The general situation in Italy is slowly declining. Just yesterday (Oct. 29th) in Rome at Piazza Navona, which is just a few metres away from the Italian senate, left-wing and right-wing students clashed with the usual guerrilla war-like scenes in Italy which are reminiscent of the 1968 period and also the (in)famous G8 Summit event in 2001 in Genoa (some scenes are also quite comical, as the two students and one parent who got dressed up as the Three Wise Kings and delivered to Ms. Gelmini a petition with 15,000 protest signatures!). And just last week in Milan, cops squared off against angry students who wanted to occupy a university building. My blurb on outdoor lessons? Again, the situation is quite comical because university professors, in a sign of protest, are holding throughout Italy many of their lessons outdoors, in town squares and streets (one lesson the other day was held right in front of Rome’s Palazzo Chigi, the seat of the government). The profs also bring along their blackboards, chalk, books, etc. The scenes are rather reminiscent of old Greek philosophers who used to teach outdoors, but in this era of modern-day buildings it is quite comical to see physics profs discussing Einstein’s theories as scooters, pigeons, buses, cars and pedestrians are whizzing by (not to mention foreign tourists who probably can’t quite figure what’s going on)!

My suspicion, unfortunately, is as soon as a rather nervous and trigger-happy cop is going to shoot off his gun (even by accident), not only will the usual “martyr” come out of the affair, but the old (or new) Red Brigades will once again raise their ugly heads and take advantage of the political and social turmoil (some experts believe that the R.B. have never totally disappeared as just a few years ago some political figures were assassinated by the so-called “new” R.B.).

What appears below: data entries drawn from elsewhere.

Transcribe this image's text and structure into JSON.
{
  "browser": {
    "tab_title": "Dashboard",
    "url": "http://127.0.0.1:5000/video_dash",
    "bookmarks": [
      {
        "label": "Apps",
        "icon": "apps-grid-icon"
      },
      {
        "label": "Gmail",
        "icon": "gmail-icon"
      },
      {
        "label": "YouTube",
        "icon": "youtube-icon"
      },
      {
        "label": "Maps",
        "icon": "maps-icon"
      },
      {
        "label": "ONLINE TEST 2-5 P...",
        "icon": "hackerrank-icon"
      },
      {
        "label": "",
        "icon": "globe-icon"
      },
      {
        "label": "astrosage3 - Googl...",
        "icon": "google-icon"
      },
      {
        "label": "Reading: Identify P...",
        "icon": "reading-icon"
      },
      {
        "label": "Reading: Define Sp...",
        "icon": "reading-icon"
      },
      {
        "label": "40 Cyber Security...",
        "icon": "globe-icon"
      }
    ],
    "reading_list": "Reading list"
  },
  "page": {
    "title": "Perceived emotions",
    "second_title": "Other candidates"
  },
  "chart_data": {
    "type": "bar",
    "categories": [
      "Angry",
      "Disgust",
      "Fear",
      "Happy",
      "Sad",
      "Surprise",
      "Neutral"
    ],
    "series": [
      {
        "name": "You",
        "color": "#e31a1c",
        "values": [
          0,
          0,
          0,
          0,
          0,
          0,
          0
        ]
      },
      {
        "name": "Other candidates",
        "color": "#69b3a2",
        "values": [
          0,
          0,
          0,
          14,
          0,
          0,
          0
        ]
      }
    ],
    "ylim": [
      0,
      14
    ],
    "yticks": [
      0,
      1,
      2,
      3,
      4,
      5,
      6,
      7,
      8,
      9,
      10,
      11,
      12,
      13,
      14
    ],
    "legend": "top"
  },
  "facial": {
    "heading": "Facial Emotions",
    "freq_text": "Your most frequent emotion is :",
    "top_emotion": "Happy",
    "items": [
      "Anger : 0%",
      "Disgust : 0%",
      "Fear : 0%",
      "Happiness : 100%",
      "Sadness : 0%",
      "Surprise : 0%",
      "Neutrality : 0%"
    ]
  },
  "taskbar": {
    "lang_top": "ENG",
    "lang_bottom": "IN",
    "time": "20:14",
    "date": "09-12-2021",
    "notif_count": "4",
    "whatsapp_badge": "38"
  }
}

The title of my posting this time? From an old Emerson, Lake and Palmer song (Lucky Man). The reason for it? Because I am SO lucky that I studied in Canada (and the UK) and NOT in Italy. I’ve sustained one thing in 19 years that I’ve been living in Italy that North American students are not necessarily MORE intelligent than Italians—some American students probably think that Seneca is a new Cuban baseball player with the NY Yankees!—but I will sustain one thing: that perhaps in North America, and in the UK, we’re much MORE prepared than Italian students because we don’t spend so much of our time striking and sitting in bars and caf├ęs drinking coffee and beer (that was the scene I saw today as I was walking around the centre of Udine. Many students just took advantage of the strike as an excuse to not study).

An example? Some 25+ years ago, when I’d come home after a long day of lessons at the U. of Manitoba, I’d take a break, eat dinner and then in order to get some work done (in peace and quiet without having to hear the dogs barking or the tv), I’d hop into my car and go to the library of the U. of Winnipeg (which was also closer to my place). I’d get there at about 8 pm and I could (peacefully) study for up to 4 hours, without anyone bugging me. Let’s now fast-forward to 2008 (almost 2009 actually) and the University of Udine. I recently taught English to Phd students there. The lessons would go form 5:30 pm to 7:30 pm. Once the lessons were over, in order to exist the building, I’d have to wait for a student and his electronic pass in order to get out. As I’d exit the building, I would notice the opening/closing hours: 7 pm with the sign saying: “closed on Saturdays and Sundays”. I’d ask myself the following: “But if students can’t for one reason or another study at home, where do they go study”? The study facilities (from my own modest observations) in North America come second-to-none. Ditto for university sports facilities (the sports complex for example at the U. of M, in my time, was practically BIGGER than the entire town of Udine (pop. 95,000 souls). And as we all know, some of the world’s greatest athletes have come out of North American university sports facilities (one in particular? Michael Jordan from the U. of North Carolina. Ditto for Mia Hamm, once deemed the world’s most popular female soccer player).